Climate change could be causing storms to become "bigger, larger, more violent," underlining the need to have a robust military response to disasters across the country, the top officer of the National Guard Bureau said Tuesday.

"I do think that the climate is changing, and I do think that it is becoming more severe," Gen. Joseph Lengyel told reporters, noting the number of severe storms that have hit the U.S. in the past month. The general might want to take U.S. Environmental Protection Agency (EPA) Administrator Scott Pruitt aside for a chat on climate change and disasters: Pruitt sat down for two friendly interviews on Fox yesterday to tout his idea for a red team/blue team "debate" on climate.

Keep reading... Show less
iStock

The Hazards of EIA Energy Forecasts

Accepting the conclusions of the latest energy outlook, released last week by the U.S. Energy Information Administration (EIA) means also accepting certain climate catastrophe.

As we have noted before, the EIA has made a routine out of releasing unrealistic, distorted and dangerous outlooks on the future of global energy demand. These projections should come with a warning label.

Keep reading... Show less
Popular

Sci-Fi Novel Envisions Corporatocracy in a Climate-Changed Future

By Nexus Media, with Tal M. Klein

In Tal Klein's new novel, The Punch Escrow, humans have successfully tackled disease and climate change, but powerful corporations control everything. The book has created a stir among sci-fi fans, and there are already plans to adapt it to the big screen. In this conversation with Nexus Media, Klein shares his perspective on science, technology and the future of our species. This interview has been edited for length and clarity.

Keep reading... Show less
Sponsored
Popular
Dubai Electricity and Water Authority Facebook

World's Largest Solar Park to Also Host World's Tallest Solar Tower

The Dubai government has awarded a $3.9 billion contract to construct the 700-megawatt fourth and final phase of the world-record-holding Mohammed bin Rashid Al Maktoum Solar Park.

The project also includes the construction of an 850-foot-tall solar tower that receives focused sunlight, the world's tallest such structure once complete.

Keep reading... Show less
Popular
Nike

Nike's New 'Flyleather' Sneakers Are Made From 50% Recycled Leather

By Daniele Selby

Nike's new sneakers are pretty fly—and we're not just talking about how they look. The company's new Flyleather sneakers look good, feel great and are less damaging to the environment.

In 2012, Nike introduced its Flyknit technology, which recycled plastic and other material into lightweight shoes, according to GQ. With Flyknit shoes, Nike aimed to make sustainable fashion functional and trendy, and it has applied that same mentality to its new Flyleather shoes, which it unveiled this week to coincide with Climate Week.
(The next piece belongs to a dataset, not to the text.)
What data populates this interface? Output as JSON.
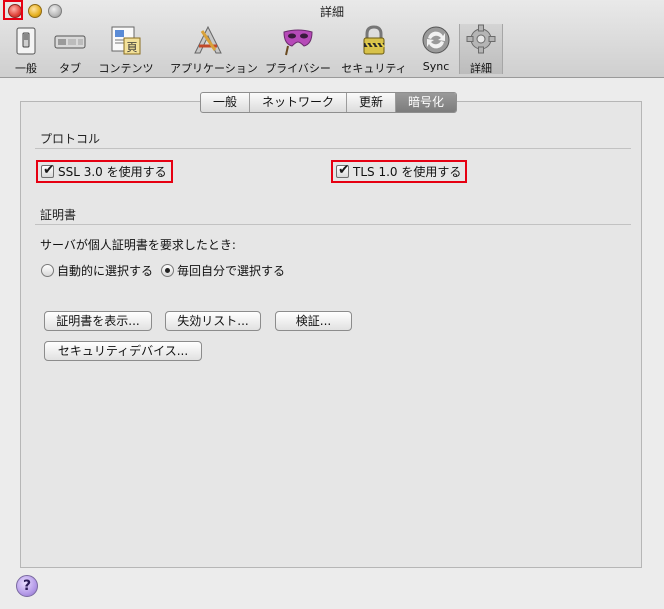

Keep reading... Show less
Sponsored
Alaska's Arctic National Wildlife Refuge is one of 15 threatened wild places profiled in "Too Wild To Drill." Florian Schulz

These 15 Unique Wild Lands Are Threatened By Extractive Industries
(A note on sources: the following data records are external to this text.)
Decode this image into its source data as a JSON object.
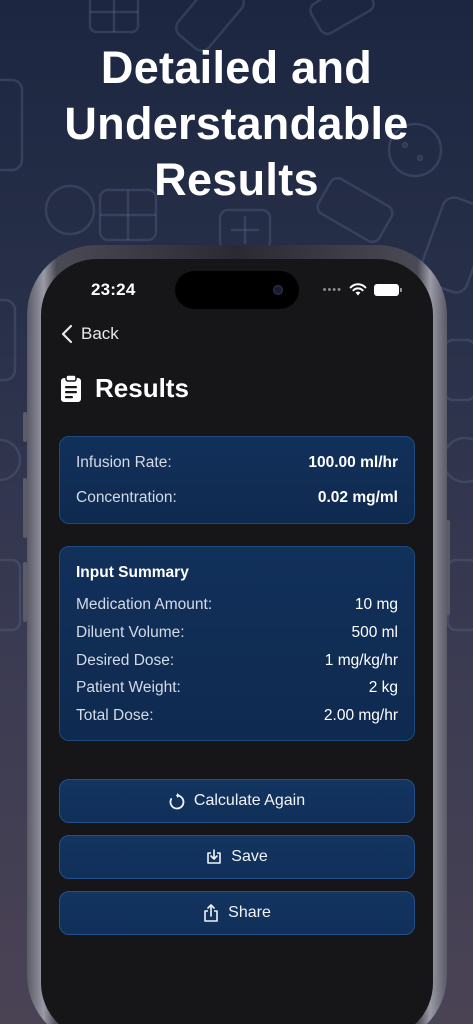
{
  "headline": [
    "Detailed and",
    "Understandable",
    "Results"
  ],
  "status_bar": {
    "time": "23:24",
    "signal_dots": "••••"
  },
  "nav": {
    "back_label": "Back"
  },
  "page": {
    "title": "Results"
  },
  "results": {
    "items": [
      {
        "label": "Infusion Rate:",
        "value": "100.00 ml/hr"
      },
      {
        "label": "Concentration:",
        "value": "0.02 mg/ml"
      }
    ]
  },
  "input_summary": {
    "title": "Input Summary",
    "items": [
      {
        "label": "Medication Amount:",
        "value": "10 mg"
      },
      {
        "label": "Diluent Volume:",
        "value": "500 ml"
      },
      {
        "label": "Desired Dose:",
        "value": "1 mg/kg/hr"
      },
      {
        "label": "Patient Weight:",
        "value": "2 kg"
      },
      {
        "label": "Total Dose:",
        "value": "2.00 mg/hr"
      }
    ]
  },
  "actions": {
    "calculate_again": "Calculate Again",
    "save": "Save",
    "share": "Share"
  },
  "icons": {
    "back": "chevron-left-icon",
    "title": "clipboard-icon",
    "calculate_again": "refresh-icon",
    "save": "download-tray-icon",
    "share": "share-icon",
    "status": [
      "wifi-icon",
      "battery-icon"
    ]
  },
  "colors": {
    "screen_background": "#161618",
    "card_background": "#11305a",
    "card_border": "#1e4a82",
    "button_background": "#13345f"
  }
}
A new report released Tuesday by The Wilderness Society raises the alarm about wild lands threatened by extractive industries eager to exploit the resources on or underneath them, including oil, gas and coal.
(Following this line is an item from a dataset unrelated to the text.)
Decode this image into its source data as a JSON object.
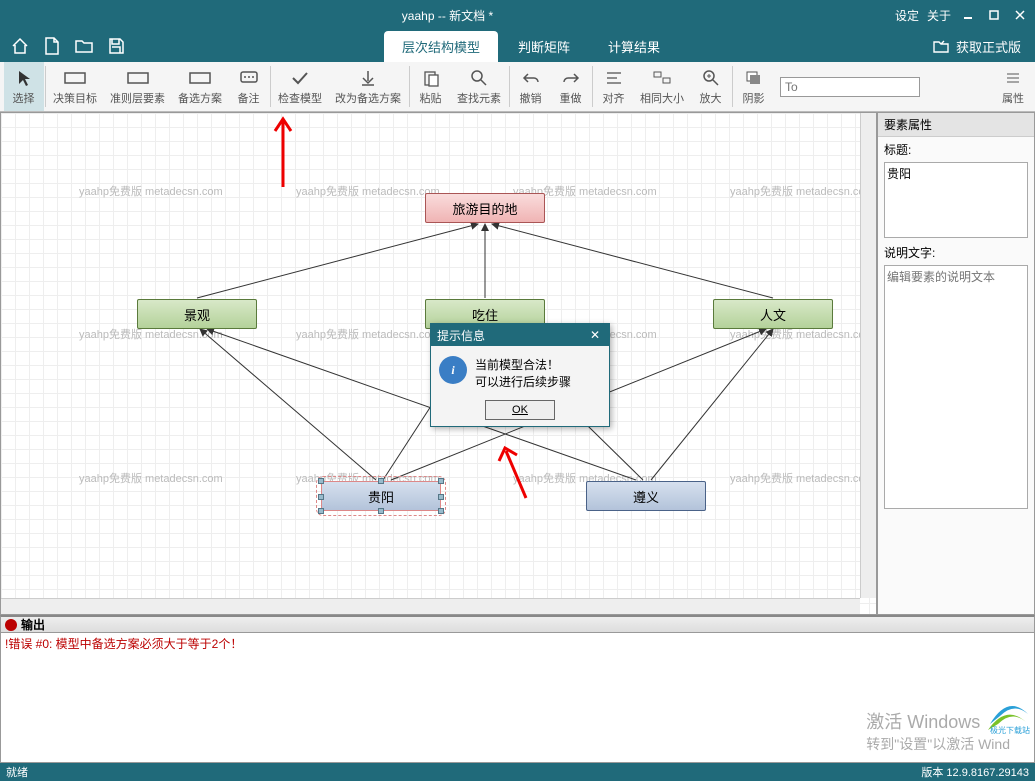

Too Wild To Drill identifies 15 unique places found on public lands that are at high risk of drilling, mining and other development—and the damage and destruction that inevitably follow. These lands provide Americans with important benefits such as clean air and water, wildlife habitat, recreational opportunities and jobs and other socioeconomic benefits.

Keep reading... Show less
Popular
USGS Science Explorer page has zero search results for "effects of climate change." It previously had 2,825 items, according to climate scientist Peter Gleick.

'No Results Found': Thousands of Climate Science Links Purged From USGS Online Database

Yet another U.S. agency has deleted climate change information from its website. This time, the U.S. Geological Survey's "Science Explorer" website—a tax-payer funded online database for the public to browse USGS science programs and activities—has been purged of thousands of formerly searchable climate science links.

The startling discovery was made by Peter Gleick, a climate scientist and member of the U.S. National Academy of Science.

Keep reading... Show less
Sponsored

mail-copy

Get EcoWatch in your inbox